-- Data records follows --
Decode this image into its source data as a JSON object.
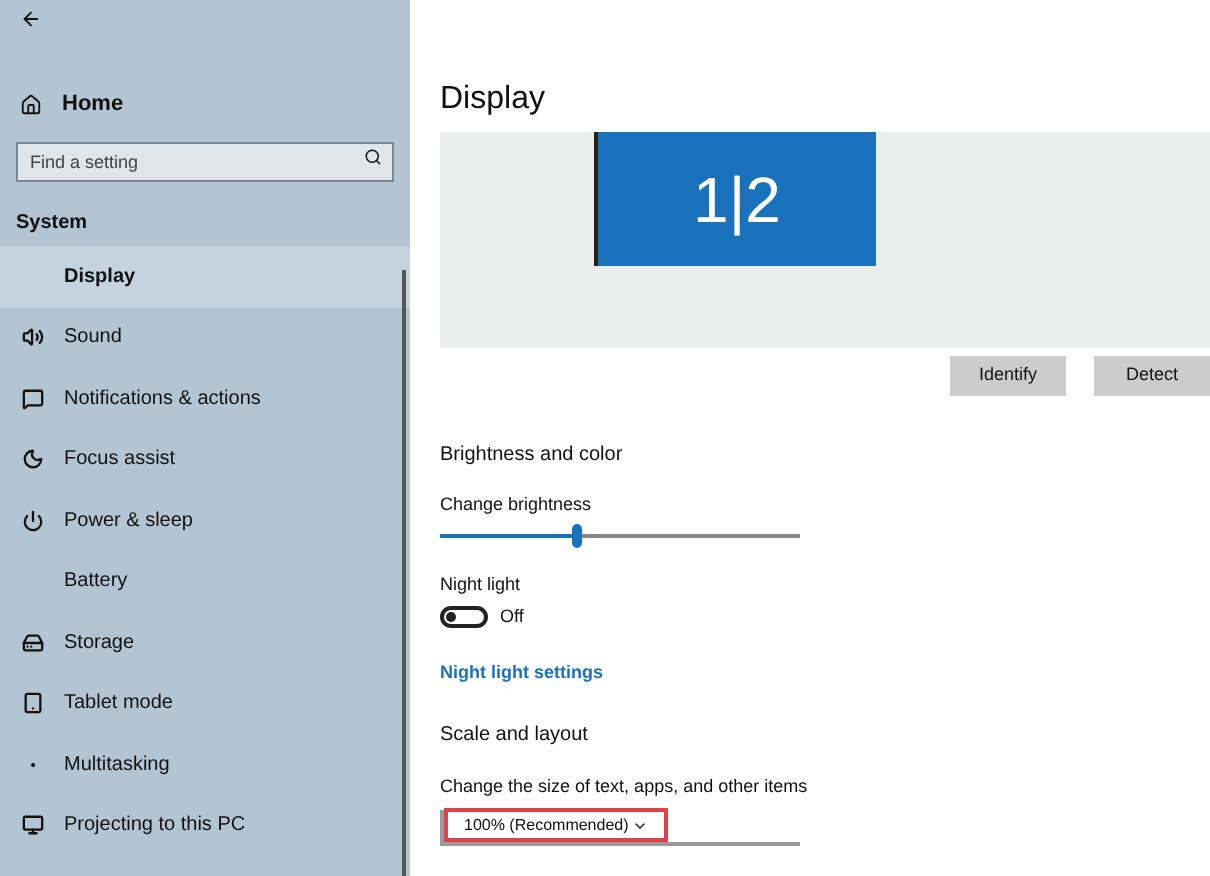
{
  "sidebar": {
    "home": "Home",
    "search": {
      "placeholder": "Find a setting"
    },
    "section": "System",
    "items": [
      {
        "label": "Display",
        "selected": true
      },
      {
        "label": "Sound",
        "selected": false
      },
      {
        "label": "Notifications & actions",
        "selected": false
      },
      {
        "label": "Focus assist",
        "selected": false
      },
      {
        "label": "Power & sleep",
        "selected": false
      },
      {
        "label": "Battery",
        "selected": false
      },
      {
        "label": "Storage",
        "selected": false
      },
      {
        "label": "Tablet mode",
        "selected": false
      },
      {
        "label": "Multitasking",
        "selected": false
      },
      {
        "label": "Projecting to this PC",
        "selected": false
      }
    ]
  },
  "main": {
    "title": "Display",
    "monitor_label": "1|2",
    "buttons": [
      "Identify",
      "Detect"
    ],
    "brightness": {
      "heading": "Brightness and color",
      "label": "Change brightness",
      "level": 0.38
    },
    "night_light": {
      "label": "Night light",
      "on": false,
      "state": "Off",
      "link": "Night light settings"
    },
    "scale": {
      "heading": "Scale and layout",
      "label": "Change the size of text, apps, and other items",
      "value": "100% (Recommended)",
      "highlighted": true
    }
  }
}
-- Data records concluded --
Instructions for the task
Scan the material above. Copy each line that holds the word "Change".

Reply to the exercise
      "label": "Change brightness",
      "label": "Change the size of text, apps, and other items",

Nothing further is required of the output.